Parker, of course, wrote four outstanding Western novels, starring the wise-cracking pardners Virgil Cole and Everett Hitch. Appaloosa (2008), from the book of the same name, made an excellent Western movie and we must only hope that Ed Harris & Co will see fit to make Resolution, Brimstone and Blue-Eyed Devil. Tragically, Robert Parker died suddenly in January this year and we shall not be reading more of Virgil and Everett, or indeed Spenser - at least from his hand.
http://us.penguingroup.com/static/pages/aboutus/pressrelease/robert_b_parker.html will tell you more about his life and work.
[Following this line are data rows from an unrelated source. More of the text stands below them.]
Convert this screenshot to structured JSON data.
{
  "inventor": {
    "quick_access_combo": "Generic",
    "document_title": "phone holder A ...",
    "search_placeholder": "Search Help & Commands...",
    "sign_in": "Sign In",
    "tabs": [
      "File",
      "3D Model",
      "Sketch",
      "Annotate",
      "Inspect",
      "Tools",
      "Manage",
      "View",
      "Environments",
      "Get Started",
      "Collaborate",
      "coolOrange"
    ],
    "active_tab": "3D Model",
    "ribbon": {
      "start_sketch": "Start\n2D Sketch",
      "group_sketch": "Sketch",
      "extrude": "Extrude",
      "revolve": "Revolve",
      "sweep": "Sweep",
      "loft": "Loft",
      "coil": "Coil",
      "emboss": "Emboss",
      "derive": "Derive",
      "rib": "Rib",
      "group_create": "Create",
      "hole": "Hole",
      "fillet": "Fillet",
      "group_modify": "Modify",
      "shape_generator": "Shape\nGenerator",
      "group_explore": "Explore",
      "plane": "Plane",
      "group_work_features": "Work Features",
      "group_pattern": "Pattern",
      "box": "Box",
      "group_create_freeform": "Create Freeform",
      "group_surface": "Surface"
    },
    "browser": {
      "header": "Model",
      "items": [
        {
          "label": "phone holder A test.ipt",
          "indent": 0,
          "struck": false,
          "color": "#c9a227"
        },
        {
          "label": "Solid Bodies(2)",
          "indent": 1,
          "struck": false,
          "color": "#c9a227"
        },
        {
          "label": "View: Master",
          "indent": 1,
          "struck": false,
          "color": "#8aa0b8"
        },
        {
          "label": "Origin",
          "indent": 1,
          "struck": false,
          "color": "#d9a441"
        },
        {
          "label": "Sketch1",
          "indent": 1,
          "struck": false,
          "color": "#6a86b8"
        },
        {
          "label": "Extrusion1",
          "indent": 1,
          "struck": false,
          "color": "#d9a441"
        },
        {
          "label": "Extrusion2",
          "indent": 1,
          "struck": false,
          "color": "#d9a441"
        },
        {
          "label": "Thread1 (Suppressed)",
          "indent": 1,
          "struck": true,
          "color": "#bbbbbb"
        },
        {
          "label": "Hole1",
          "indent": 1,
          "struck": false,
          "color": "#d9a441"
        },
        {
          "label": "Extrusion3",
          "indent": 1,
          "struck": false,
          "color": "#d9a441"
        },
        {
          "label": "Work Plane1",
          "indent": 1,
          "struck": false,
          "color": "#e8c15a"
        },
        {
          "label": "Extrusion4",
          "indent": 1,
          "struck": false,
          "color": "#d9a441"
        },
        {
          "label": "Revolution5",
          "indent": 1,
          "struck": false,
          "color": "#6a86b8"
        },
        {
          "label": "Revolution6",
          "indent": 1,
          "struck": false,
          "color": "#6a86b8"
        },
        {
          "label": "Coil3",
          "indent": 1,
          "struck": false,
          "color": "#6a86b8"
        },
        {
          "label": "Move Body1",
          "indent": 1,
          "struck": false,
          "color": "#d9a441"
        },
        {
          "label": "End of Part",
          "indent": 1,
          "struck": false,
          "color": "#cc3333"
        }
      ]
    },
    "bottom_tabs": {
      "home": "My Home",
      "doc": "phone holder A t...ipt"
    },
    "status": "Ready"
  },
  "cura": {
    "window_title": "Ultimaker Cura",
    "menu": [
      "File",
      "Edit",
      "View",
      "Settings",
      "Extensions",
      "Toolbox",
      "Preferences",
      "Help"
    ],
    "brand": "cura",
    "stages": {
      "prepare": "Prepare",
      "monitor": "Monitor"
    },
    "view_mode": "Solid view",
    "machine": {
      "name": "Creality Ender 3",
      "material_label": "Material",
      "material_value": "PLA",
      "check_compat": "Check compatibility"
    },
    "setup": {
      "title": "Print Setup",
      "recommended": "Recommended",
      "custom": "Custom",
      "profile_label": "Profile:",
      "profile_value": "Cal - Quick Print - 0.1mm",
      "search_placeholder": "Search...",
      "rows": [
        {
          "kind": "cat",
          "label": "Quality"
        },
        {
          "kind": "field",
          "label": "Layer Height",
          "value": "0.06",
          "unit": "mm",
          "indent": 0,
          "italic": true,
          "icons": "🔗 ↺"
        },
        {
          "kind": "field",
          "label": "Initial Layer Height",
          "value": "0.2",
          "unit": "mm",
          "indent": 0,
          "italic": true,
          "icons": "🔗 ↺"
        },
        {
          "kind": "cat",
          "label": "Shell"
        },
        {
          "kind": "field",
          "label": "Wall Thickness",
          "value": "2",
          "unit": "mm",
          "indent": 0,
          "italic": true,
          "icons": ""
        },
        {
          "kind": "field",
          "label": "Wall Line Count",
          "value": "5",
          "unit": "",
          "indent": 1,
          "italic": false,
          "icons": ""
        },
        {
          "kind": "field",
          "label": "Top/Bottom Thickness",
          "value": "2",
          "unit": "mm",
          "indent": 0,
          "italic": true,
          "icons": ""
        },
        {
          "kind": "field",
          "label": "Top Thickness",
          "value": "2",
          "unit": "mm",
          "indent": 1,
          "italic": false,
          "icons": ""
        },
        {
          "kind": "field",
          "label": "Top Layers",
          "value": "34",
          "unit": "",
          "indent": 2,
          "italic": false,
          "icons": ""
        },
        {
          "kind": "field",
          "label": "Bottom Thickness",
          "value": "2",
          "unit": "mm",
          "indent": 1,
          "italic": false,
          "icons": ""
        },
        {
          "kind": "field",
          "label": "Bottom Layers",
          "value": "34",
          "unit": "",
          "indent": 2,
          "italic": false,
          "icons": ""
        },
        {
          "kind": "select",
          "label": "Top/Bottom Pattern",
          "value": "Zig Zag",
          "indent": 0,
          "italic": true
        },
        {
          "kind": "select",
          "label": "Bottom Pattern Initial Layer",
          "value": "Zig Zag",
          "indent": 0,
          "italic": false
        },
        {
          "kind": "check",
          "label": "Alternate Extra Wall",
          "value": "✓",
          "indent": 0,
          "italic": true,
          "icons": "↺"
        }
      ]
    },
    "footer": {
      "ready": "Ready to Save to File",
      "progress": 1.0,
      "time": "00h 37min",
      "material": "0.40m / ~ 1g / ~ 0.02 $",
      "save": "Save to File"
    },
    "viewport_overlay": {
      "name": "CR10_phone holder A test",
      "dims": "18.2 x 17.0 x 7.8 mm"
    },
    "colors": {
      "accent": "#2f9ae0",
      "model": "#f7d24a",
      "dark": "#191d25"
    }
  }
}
I recently read Potshot, in which Spenser rounds up some fellow-thugs from previous encounters and rides down to Arizona to rid a small town of a gang of biker trash that have been terrorising it. Ring any bells? Of course it does. Is it a coincidence that with himself Spenser’s magnificent tough guys number seven? Coincidences are possible but they don’t get us very far, so let’s discount them. And as a clincher that Parker knew exactly what he was doing, one of the band tells the Preacher (who could have been played by Eli Wallach), “We deal in lead, friend.”
So if you want crossover, read Potshot. The tough private eye novel meets the famous Western. Read any of them, in fact. You won’t regret it.
Certainly Parker would have agreed with Elmore Leonard’s rules of writing: “My most important rule,” he says, “is: If it sounds like writing, I rewrite it.”